The Complete Goodness of Reality

Our understanding of and our use of the counseling process (the contradicting, discharging, re-emerging process) has been progressing by leaps and bounds. Substantial numbers of experienced counselors have been taking charge of their lives, handling and triumphing in many difficult and challenging situations, and gaining wide influence and leadership in the process.

Individuals new to Co-Counseling are grasping the advanced techniques and approaches from the literature, and from the instructions and modeling of the successful experienced leaders, very rapidly. There are many signs that re-emergence in the future for new people will not have to be a laborious, difficult procedure as it has often been in the first forty-four years of RC. The last four major advances in techniques (the Exchange of Roles, the "Why do you love me, counselor?", the Reality Agreement, and the "You and me, Elizabeth") have changed the atmosphere in our organized Communities dramatically.

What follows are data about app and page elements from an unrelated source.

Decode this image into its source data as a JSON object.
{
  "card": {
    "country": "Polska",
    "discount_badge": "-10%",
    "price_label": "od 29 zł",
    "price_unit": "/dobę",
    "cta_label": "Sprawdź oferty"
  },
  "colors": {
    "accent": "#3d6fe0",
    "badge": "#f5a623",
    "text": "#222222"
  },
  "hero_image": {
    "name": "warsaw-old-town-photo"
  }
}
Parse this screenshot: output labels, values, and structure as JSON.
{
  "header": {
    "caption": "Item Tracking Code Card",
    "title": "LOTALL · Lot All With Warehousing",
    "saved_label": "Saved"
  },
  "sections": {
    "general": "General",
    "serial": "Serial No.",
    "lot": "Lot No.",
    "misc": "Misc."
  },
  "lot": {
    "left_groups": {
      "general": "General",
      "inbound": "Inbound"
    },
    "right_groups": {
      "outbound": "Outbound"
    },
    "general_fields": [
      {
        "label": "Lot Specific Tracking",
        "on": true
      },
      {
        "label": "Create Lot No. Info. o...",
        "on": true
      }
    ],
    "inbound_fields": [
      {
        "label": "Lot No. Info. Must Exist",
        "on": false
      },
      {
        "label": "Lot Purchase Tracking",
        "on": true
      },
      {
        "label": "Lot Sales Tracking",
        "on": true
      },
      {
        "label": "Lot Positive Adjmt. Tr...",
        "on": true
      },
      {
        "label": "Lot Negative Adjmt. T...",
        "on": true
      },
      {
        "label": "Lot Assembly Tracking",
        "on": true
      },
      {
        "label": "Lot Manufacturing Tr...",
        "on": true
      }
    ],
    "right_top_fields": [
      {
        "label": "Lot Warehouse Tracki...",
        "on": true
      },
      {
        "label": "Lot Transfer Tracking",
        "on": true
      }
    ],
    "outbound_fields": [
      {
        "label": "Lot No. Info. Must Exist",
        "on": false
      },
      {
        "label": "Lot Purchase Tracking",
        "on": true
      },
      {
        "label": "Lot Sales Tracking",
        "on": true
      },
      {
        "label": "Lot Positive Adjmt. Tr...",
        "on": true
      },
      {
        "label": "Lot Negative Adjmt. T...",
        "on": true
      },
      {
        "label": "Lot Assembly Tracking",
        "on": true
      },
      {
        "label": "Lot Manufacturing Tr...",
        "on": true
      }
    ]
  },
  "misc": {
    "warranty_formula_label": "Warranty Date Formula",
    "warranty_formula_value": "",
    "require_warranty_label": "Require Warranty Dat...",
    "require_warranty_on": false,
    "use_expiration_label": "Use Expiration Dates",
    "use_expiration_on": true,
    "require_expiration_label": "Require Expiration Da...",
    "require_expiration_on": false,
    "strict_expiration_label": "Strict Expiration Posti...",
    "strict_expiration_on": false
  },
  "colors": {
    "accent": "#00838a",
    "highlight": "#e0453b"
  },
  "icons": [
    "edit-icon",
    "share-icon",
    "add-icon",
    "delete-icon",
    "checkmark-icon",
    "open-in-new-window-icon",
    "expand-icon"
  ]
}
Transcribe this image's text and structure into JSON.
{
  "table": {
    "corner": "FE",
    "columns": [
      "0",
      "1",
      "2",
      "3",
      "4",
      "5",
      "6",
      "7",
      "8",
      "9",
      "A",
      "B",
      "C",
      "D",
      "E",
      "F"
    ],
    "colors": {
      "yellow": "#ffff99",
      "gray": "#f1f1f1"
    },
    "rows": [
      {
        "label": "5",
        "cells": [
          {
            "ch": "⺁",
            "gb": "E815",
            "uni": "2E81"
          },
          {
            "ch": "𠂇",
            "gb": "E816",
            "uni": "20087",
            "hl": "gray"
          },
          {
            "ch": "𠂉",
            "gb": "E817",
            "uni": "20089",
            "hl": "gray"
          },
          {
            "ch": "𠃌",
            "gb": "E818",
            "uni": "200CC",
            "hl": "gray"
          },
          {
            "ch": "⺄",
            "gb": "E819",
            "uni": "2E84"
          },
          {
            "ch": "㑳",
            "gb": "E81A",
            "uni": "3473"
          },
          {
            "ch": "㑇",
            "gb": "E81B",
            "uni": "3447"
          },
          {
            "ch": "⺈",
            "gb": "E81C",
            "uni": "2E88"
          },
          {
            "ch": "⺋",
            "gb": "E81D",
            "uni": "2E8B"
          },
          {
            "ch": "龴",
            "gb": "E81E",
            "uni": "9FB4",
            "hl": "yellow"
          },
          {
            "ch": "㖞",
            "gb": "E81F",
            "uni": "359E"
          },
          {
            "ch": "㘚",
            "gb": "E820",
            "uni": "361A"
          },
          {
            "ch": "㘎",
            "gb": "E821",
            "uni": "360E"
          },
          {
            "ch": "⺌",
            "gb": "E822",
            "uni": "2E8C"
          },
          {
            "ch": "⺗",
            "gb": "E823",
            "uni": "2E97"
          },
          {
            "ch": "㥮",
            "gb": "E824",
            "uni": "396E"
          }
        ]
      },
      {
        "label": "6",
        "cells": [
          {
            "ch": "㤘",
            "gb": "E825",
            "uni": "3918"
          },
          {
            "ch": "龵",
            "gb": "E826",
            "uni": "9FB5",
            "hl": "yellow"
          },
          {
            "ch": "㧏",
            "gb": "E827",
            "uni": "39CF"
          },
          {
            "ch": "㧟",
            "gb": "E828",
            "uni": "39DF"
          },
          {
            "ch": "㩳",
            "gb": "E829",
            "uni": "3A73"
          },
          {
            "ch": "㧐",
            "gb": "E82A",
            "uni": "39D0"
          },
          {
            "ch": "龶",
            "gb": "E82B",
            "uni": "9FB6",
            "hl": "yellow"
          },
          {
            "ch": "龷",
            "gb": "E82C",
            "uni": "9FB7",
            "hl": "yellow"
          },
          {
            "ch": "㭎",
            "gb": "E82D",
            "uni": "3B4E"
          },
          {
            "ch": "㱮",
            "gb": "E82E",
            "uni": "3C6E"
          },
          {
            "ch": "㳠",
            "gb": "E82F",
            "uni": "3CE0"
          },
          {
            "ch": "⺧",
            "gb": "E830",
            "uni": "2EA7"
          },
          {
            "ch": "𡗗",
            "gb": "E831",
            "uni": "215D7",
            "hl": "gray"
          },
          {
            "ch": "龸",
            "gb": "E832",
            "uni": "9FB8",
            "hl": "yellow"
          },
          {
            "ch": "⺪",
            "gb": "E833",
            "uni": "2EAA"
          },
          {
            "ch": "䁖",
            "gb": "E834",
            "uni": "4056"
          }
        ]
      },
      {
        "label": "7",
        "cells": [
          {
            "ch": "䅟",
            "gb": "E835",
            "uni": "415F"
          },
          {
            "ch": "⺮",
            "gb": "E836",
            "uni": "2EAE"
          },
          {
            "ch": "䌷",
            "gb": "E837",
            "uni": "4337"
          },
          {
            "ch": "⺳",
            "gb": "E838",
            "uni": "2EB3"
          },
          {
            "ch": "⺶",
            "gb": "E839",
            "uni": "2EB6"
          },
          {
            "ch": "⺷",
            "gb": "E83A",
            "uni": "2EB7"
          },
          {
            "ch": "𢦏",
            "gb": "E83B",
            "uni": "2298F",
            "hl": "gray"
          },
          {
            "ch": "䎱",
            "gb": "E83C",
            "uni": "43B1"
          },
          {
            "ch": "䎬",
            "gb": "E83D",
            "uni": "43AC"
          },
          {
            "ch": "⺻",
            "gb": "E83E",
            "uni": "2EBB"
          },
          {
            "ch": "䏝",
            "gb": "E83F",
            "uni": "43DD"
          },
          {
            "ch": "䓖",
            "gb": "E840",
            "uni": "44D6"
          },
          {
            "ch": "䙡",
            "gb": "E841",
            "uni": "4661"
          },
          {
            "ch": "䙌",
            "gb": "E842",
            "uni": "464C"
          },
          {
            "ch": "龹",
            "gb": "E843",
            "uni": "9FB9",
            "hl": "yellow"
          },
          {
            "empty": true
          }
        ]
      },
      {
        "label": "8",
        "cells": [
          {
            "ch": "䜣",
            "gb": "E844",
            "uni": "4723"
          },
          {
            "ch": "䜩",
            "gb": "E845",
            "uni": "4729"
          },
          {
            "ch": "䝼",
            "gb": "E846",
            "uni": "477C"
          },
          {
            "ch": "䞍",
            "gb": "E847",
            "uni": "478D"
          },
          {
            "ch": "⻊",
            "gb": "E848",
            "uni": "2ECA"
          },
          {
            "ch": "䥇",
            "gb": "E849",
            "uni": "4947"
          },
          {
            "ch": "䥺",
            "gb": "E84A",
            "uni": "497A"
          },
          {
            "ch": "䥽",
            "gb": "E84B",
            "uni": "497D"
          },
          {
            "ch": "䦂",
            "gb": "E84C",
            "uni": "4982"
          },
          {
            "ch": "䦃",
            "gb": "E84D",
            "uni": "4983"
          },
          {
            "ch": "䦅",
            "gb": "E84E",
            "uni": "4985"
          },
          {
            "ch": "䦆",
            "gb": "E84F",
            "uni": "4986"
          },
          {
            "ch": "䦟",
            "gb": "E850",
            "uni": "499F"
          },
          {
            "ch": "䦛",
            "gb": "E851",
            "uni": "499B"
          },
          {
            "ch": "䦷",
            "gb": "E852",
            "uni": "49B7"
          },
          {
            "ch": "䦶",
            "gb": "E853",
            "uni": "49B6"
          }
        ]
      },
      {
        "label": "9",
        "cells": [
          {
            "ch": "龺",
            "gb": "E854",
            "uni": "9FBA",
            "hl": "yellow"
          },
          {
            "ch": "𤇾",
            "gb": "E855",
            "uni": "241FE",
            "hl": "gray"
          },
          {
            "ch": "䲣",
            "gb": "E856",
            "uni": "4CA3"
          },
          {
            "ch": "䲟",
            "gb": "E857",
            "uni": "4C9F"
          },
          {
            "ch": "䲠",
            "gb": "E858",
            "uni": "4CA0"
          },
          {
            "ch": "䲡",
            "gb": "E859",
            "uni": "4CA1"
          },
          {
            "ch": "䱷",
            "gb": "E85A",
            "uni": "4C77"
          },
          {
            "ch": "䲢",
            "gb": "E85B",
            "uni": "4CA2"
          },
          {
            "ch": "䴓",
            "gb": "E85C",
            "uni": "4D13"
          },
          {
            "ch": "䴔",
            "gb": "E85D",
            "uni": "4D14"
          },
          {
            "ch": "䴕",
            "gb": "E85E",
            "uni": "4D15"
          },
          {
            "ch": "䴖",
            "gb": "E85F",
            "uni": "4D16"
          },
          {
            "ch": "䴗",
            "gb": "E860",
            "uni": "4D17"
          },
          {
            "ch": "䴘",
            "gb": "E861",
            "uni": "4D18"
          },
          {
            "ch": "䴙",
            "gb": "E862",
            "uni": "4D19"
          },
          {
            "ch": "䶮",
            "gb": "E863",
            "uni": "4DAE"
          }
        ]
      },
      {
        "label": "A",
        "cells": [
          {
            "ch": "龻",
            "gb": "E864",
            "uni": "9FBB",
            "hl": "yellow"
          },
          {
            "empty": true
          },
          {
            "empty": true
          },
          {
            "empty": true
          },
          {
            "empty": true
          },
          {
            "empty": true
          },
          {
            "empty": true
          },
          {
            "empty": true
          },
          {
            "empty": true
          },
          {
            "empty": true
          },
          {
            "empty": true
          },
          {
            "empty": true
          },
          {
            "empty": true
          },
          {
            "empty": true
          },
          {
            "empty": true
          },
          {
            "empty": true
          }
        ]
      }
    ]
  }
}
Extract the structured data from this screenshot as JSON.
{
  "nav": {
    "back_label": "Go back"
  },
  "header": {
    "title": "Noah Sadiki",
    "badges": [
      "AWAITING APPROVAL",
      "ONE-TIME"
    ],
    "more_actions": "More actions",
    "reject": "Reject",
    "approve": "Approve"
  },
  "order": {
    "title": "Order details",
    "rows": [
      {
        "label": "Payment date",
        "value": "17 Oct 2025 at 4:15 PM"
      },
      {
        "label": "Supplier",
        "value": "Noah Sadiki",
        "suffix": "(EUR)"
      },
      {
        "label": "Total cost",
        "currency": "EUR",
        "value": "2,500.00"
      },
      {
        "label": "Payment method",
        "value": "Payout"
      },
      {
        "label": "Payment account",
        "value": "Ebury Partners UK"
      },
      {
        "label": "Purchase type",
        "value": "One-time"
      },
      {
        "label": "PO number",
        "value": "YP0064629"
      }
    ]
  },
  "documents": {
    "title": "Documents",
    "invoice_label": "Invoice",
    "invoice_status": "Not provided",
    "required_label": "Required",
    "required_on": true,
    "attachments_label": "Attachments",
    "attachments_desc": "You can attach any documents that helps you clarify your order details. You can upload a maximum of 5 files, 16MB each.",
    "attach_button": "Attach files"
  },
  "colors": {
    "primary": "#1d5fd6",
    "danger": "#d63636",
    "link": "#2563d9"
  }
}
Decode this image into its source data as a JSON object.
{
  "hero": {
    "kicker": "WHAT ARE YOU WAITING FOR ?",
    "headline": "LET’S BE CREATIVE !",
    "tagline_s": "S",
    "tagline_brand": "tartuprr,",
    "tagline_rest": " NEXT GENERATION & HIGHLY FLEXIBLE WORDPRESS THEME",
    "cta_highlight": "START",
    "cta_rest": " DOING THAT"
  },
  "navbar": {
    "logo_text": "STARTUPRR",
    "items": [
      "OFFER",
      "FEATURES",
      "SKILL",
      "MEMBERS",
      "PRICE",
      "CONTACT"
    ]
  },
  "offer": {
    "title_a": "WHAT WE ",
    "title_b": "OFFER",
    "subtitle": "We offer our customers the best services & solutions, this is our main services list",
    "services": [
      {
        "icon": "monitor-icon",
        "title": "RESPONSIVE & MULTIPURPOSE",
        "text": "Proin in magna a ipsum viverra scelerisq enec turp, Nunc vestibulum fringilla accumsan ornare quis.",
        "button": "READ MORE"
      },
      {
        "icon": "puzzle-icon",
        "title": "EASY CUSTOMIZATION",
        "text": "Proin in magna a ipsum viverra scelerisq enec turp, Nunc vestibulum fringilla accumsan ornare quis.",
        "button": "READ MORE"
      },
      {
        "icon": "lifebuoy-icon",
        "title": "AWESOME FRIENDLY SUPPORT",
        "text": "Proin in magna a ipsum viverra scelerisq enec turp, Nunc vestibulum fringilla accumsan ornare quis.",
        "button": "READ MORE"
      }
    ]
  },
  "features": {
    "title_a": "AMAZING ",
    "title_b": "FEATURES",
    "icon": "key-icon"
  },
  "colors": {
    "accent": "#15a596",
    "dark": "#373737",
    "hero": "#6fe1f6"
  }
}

The general understanding that discharge takes place whenever a distress pattern is "contradicted" sufficiently and that "contradiction" consists of anything that allows the client to view the distress as not present time reality provides a never-ending stream of effective techniques in every Co-Counseling (or living) situation where it is applied. From this, we can, at this point, generalize that the basic contradiction which is at the heart of every useful contradiction, is the contradiction between reality and the great mass of recordings which constitute pseudo-reality, whether this pseudo-reality is embodied in the distress recordings and "feelings" of an individual, in false information, or in any of the oppressive functionings of a world-wide oppressive society. This insight becomes explored in the successful operation of "Reality Agreement" counseling. I propose that we extend this exploration further by reference to, and use of, one of the basic insights of our theory.

We have announced, and to some extent have proclaimed, this basic insight over a period of many years. I do not think we have until now grasped and employed it to the extent that is useful. This insight is the one which has resolved the "ancient philosophical dilemma" of Determinism versus Free Will.

There is no general description of reality on the issue of determinism versus free will which can apply accurately to both the past and the future. The ever-moving line of present time divides the past and the future inexorably into two domains which are forever separate. The future is the domain of free will, the past is completely determined.

Everything in the past is determined. Nothing in the past can be altered. It was the way it was. It is sealed forever in inexorable completion. No matter how the feelings of our undischarged painful emotion recordings may yearn to change the past, it cannot be changed.

(The ever-moving instant of "present time" offers free choices and moves us along with this ever present free choice into the future. If we failed to make the free choice that we now (painful emotionally) wish we had, the new present instant still allows it in some form or other.)

We may feel (and "think" we think) that the past (immutable, fixed) was "bad," but the truth of the matter has to be that the past was just fine in every way. It was the way it was. It happened and therefore it is necessarily completely acceptable. All our mental exercises in regretting it, "condemning" it, etc. are simply expressions of our understandably confused attempts to find some way to discharge the emotional distress which has stuck to us in the form of "congealed past pretending to still be present."

I think if we can make direct contact awarely with this necessarily excellent nature of the past, the discharge process will be able to accelerate. We already have examples of Co-Counselors acting brilliantly, successfully, and creatively while at the same time discharging voluminously. It has been established that it is possible to think brilliantly, act successfully and creatively, re-evaluate, and discharge in one big, ongoing process.

I do not yet know how to do this in a way that I can inform you, the reader, with any detailed instructions. I may never be able to tell anyone how to reach this point in such a manner. I can, and do, however, suggest that it is possible. I can share these insights as far as I have developed them with you, the reader, and I can tell you that I am approximating this process for short periods as a logical outcome of my previously-established directions for re-emergence.

Everything of the past was and is fine. It happened the way it happened. Therefore, it follows inevitably in logic that it happened the way it had to happen. If it had to happen, and happened, it is completely acceptable, deserving of no regret. If someone whom we have loved has died, for example, that is just fine. We may need to say "goodbye" to that person a hundred thousand times in session as a means of shedding all the tears that must be shed before our mind can accept reality and be at ease with that reality, but we may be able to speed the process by facing clearly the fact that our feelings of distress are pseudo-reality. We may need to face, for example, that all we ever "possessed" of the departed beloved was the information about him or about her which was contained in our memories of that person, and that we have all that information still with us (once the occluding grief is out of the way) and that the actual "companionship" with that person which is available in the continuing information we have about him or about her cannot be destroyed, cannot be lost, and can become and be kept unoccluded.

Our entire pasts are completely satisfactory, completely fine, completely enjoyable. Our ever moving present is filled with complete freedom of choice. Our entire future deserves delighted anticipation of the sort which we observe in a well-treated, healthy two-year-old who "cannot wait to get out of bed in the morning because there is so much delightful living to do."

Harvey Jackins


Last modified: 2016-12-20 06:43:20-08